Given Google’s vast engineering driven culture, it seems obvious why they keep having a tough time putting out well crafted iOS apps. I think it’s too easy to chalk it up to the cliché’d expression of, “engineers are an anti-social bunch who are more functionality driven, rather than design driven.” Sure, that may be a factor for a not insignificant portion of engineers, but that doesn’t mean all of them are like that.
I’ll concede that Google has always had a problem with design. Until only very recently, one need only look at a few of their products as prime examples: Google search, Google Reader, Google Analytics, Google Adsense and Gmail. Earlier this year, someone or perhaps a small group of people, decided to champion the cause for pushing good design.
Pushing redesigns of Google’s major web properties is going to take time, and of course iteration. We’ve seen some major new work done to Gmail recently, and of course prior to that Google+. Many user interaction, user experience and design nerds love to pick apart and chastise many of the choices Google makes with their designs, and rightfully so in many ways.
It’s clear that Google sees the benefit, or better yet, the need to push great design into their products. Most of their products after all, are reaching out to the average consumer–not enterprise user (even though they are serving that market to some degree). So why is it that they keep on failing miserably with their foray into mobile apps for iOS? Is it lack of talent? Bad management? Or even lack of care?
Let’s look at their latest iOS app, Gmail. Gmail was approved by Apple and pushed out to the App Store earlier this week, but was quickly pulled after it had some glaring bugs with regards to push notifications. Push notifications were the least of their problems though, and that’s not just the way I see it, but how many people see it as well. I had not had a chance to download the Gmail app in time before it was pulled by Google, however my Twitter stream was flooded with developers, pixel pushing designers and even regular all around geeks with how the app was not a truenative experience. Instead of releasing a fully native iOS app, Google opted for cop-out–that is, a simple UIWebView with a few native controls wrapped around that. I’m no developer, but I know enough about this stuff to say this is completely the wrong approach for any iOS app. At least, if you want an insanely great user experience for the people who will ultimately end up using it.
So the real question is, why can’t Google simply put more time and care into developing a fully native, and polished iOS app? My hypothesis is that from Google’s perspective, putting out a Gmail iOS app is simply a means to an end. There’s absolutely zero incentive for them to put the development resources into creating an awesome app on a platform they don’t control, nor receive any money on. We all know Google would never charge for an iOS app, because their goal is simply to garner as many users and eyeballs as possible with their services. Paid advertising is a huge deal to Google, and is still the core of their business model. The more people that use free services like Gmail, or even search, means greater opportunity like click-throughs on paid advertisements–to which Google gets a cut of the profits.
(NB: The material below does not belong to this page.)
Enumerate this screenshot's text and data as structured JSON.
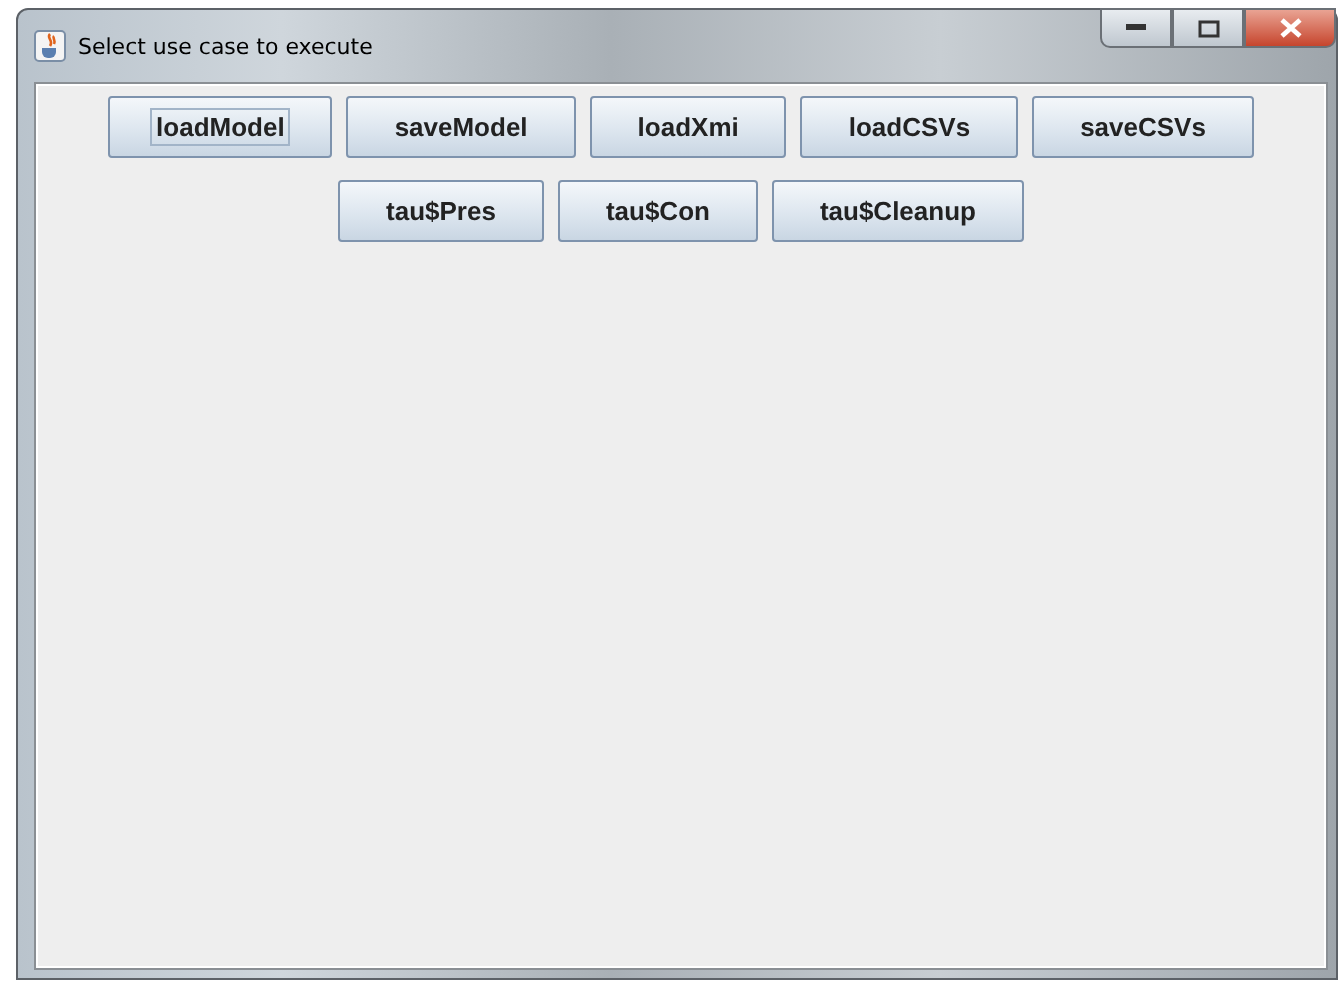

I won’t argue with anyone on this, however I posit that the main driving factor why they keep putting out mediocre iOS apps, is that they just don’t care enough about iOS users.
If we look at the latest version of Android as an example, you can just look at their native Gmail app and see how much better an experience it is than any mobile webview you would get through a browser. It’s incumbent upon Google to care about a platform that makes them money–in this case their own–Android.
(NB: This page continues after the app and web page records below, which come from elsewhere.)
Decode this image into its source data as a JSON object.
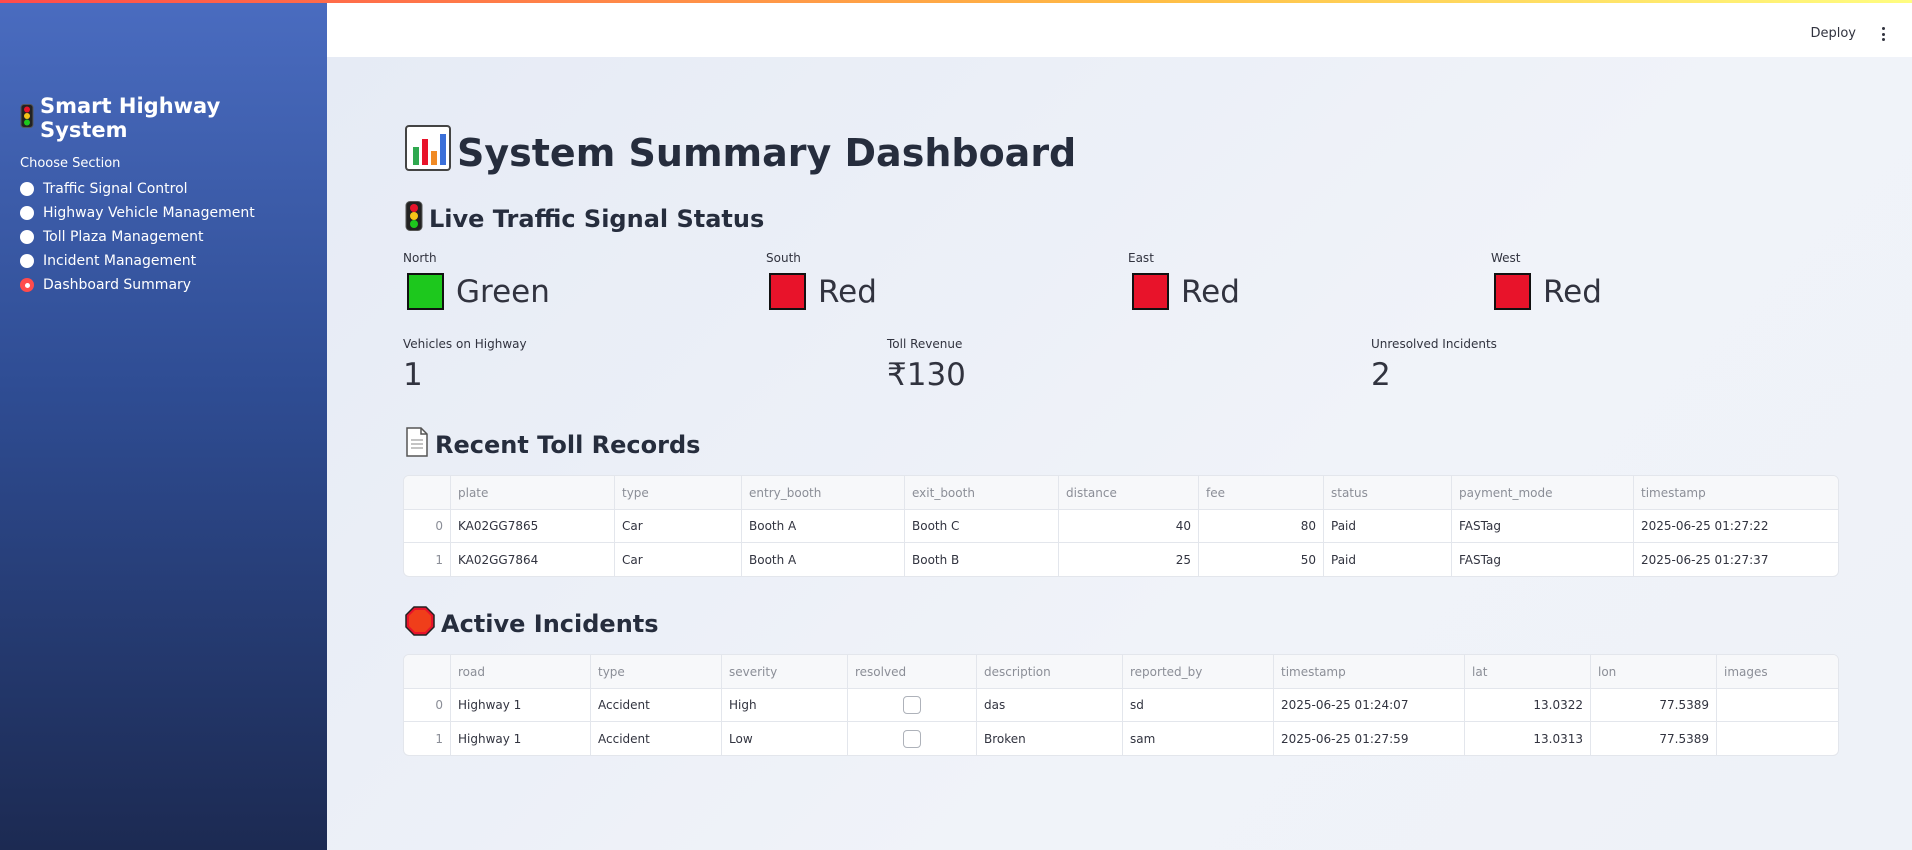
{
  "sidebar": {
    "title": "Smart Highway System",
    "section_label": "Choose Section",
    "items": [
      {
        "label": "Traffic Signal Control",
        "selected": false
      },
      {
        "label": "Highway Vehicle Management",
        "selected": false
      },
      {
        "label": "Toll Plaza Management",
        "selected": false
      },
      {
        "label": "Incident Management",
        "selected": false
      },
      {
        "label": "Dashboard Summary",
        "selected": true
      }
    ]
  },
  "header": {
    "deploy_label": "Deploy"
  },
  "page": {
    "title": "System Summary Dashboard"
  },
  "signals": {
    "heading": "Live Traffic Signal Status",
    "items": [
      {
        "direction": "North",
        "status": "Green",
        "color": "#1dc81d"
      },
      {
        "direction": "South",
        "status": "Red",
        "color": "#e8132a"
      },
      {
        "direction": "East",
        "status": "Red",
        "color": "#e8132a"
      },
      {
        "direction": "West",
        "status": "Red",
        "color": "#e8132a"
      }
    ]
  },
  "metrics": [
    {
      "label": "Vehicles on Highway",
      "value": "1"
    },
    {
      "label": "Toll Revenue",
      "value": "₹130"
    },
    {
      "label": "Unresolved Incidents",
      "value": "2"
    }
  ],
  "toll": {
    "heading": "Recent Toll Records",
    "columns": [
      "",
      "plate",
      "type",
      "entry_booth",
      "exit_booth",
      "distance",
      "fee",
      "status",
      "payment_mode",
      "timestamp"
    ],
    "rows": [
      [
        "0",
        "KA02GG7865",
        "Car",
        "Booth A",
        "Booth C",
        "40",
        "80",
        "Paid",
        "FASTag",
        "2025-06-25 01:27:22"
      ],
      [
        "1",
        "KA02GG7864",
        "Car",
        "Booth A",
        "Booth B",
        "25",
        "50",
        "Paid",
        "FASTag",
        "2025-06-25 01:27:37"
      ]
    ]
  },
  "incidents": {
    "heading": "Active Incidents",
    "columns": [
      "",
      "road",
      "type",
      "severity",
      "resolved",
      "description",
      "reported_by",
      "timestamp",
      "lat",
      "lon",
      "images"
    ],
    "rows": [
      [
        "0",
        "Highway 1",
        "Accident",
        "High",
        "",
        "das",
        "sd",
        "2025-06-25 01:24:07",
        "13.0322",
        "77.5389",
        ""
      ],
      [
        "1",
        "Highway 1",
        "Accident",
        "Low",
        "",
        "Broken",
        "sam",
        "2025-06-25 01:27:59",
        "13.0313",
        "77.5389",
        ""
      ]
    ],
    "resolved_values": [
      false,
      false
    ]
  },
  "colors": {
    "accent": "#ff4b4b",
    "sidebar_top": "#4a6cc0",
    "sidebar_bottom": "#1c2a52",
    "signal_green": "#1dc81d",
    "signal_red": "#e8132a"
  }
}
You can’t argue that Google doesn’t have the financial power to invest in developing great native iOS apps. I’ll also posit that one can’t ignore the vast amount of talent they have amassed over the past several years. Google has what it takes to make really awesome, highly polished apps if they want to. I think Google is becoming cognizant of this now, and we’re only just now starting to see the very tip of the iceberg as far their initial attempts at good design. It will be interesting to see if Google can get to the point where they are substantially improving the quality of their products. I think Android 4.0 (Ice Cream Sandwich) is probably their first major attempt at this. With the direction their going now, like it or not, one can only hope future offerings only get monumentally better from here.